__Activity__
Please write out every record below exactly as it stands.

__Data supplied__

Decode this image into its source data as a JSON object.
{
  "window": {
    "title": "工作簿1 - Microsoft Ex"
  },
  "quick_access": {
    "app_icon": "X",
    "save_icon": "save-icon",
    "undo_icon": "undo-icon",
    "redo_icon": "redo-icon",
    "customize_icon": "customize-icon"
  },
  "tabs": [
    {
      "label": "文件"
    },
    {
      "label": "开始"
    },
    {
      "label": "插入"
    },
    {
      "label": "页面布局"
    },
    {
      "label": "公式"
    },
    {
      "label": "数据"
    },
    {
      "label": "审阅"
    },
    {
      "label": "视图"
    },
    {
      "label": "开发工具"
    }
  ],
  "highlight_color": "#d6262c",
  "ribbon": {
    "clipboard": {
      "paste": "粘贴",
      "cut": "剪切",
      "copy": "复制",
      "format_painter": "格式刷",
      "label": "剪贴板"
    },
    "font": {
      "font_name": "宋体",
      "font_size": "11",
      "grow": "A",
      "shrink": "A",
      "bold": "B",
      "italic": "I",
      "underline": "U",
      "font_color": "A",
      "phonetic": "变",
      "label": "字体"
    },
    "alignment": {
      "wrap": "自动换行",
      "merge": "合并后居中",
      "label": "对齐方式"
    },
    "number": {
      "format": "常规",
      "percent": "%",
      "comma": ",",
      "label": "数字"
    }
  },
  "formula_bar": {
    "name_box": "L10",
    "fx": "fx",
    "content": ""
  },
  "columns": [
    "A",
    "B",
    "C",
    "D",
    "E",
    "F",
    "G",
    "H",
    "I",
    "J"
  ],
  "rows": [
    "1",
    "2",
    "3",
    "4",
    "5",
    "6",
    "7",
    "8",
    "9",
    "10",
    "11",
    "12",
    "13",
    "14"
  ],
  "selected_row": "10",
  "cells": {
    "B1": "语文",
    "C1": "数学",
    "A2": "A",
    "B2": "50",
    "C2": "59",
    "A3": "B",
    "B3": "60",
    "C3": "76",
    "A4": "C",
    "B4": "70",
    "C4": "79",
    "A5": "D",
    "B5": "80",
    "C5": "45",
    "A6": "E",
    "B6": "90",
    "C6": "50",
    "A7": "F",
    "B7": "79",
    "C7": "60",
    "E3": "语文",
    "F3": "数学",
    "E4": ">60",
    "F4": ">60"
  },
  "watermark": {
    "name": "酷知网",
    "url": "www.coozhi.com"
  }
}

__Reply to the exercise__
Decode this image into its source data as a JSON object.
{
  "window": {
    "title": "工作簿1 - Microsoft Ex"
  },
  "quick_access": {
    "app_icon": "X",
    "save_icon": "save-icon",
    "undo_icon": "undo-icon",
    "redo_icon": "redo-icon",
    "customize_icon": "customize-icon"
  },
  "tabs": [
    {
      "label": "文件"
    },
    {
      "label": "开始"
    },
    {
      "label": "插入"
    },
    {
      "label": "页面布局"
    },
    {
      "label": "公式"
    },
    {
      "label": "数据"
    },
    {
      "label": "审阅"
    },
    {
      "label": "视图"
    },
    {
      "label": "开发工具"
    }
  ],
  "highlight_color": "#d6262c",
  "ribbon": {
    "clipboard": {
      "paste": "粘贴",
      "cut": "剪切",
      "copy": "复制",
      "format_painter": "格式刷",
      "label": "剪贴板"
    },
    "font": {
      "font_name": "宋体",
      "font_size": "11",
      "grow": "A",
      "shrink": "A",
      "bold": "B",
      "italic": "I",
      "underline": "U",
      "font_color": "A",
      "phonetic": "变",
      "label": "字体"
    },
    "alignment": {
      "wrap": "自动换行",
      "merge": "合并后居中",
      "label": "对齐方式"
    },
    "number": {
      "format": "常规",
      "percent": "%",
      "comma": ",",
      "label": "数字"
    }
  },
  "formula_bar": {
    "name_box": "L10",
    "fx": "fx",
    "content": ""
  },
  "columns": [
    "A",
    "B",
    "C",
    "D",
    "E",
    "F",
    "G",
    "H",
    "I",
    "J"
  ],
  "rows": [
    "1",
    "2",
    "3",
    "4",
    "5",
    "6",
    "7",
    "8",
    "9",
    "10",
    "11",
    "12",
    "13",
    "14"
  ],
  "selected_row": "10",
  "cells": {
    "B1": "语文",
    "C1": "数学",
    "A2": "A",
    "B2": "50",
    "C2": "59",
    "A3": "B",
    "B3": "60",
    "C3": "76",
    "A4": "C",
    "B4": "70",
    "C4": "79",
    "A5": "D",
    "B5": "80",
    "C5": "45",
    "A6": "E",
    "B6": "90",
    "C6": "50",
    "A7": "F",
    "B7": "79",
    "C7": "60",
    "E3": "语文",
    "F3": "数学",
    "E4": ">60",
    "F4": ">60"
  },
  "watermark": {
    "name": "酷知网",
    "url": "www.coozhi.com"
  }
}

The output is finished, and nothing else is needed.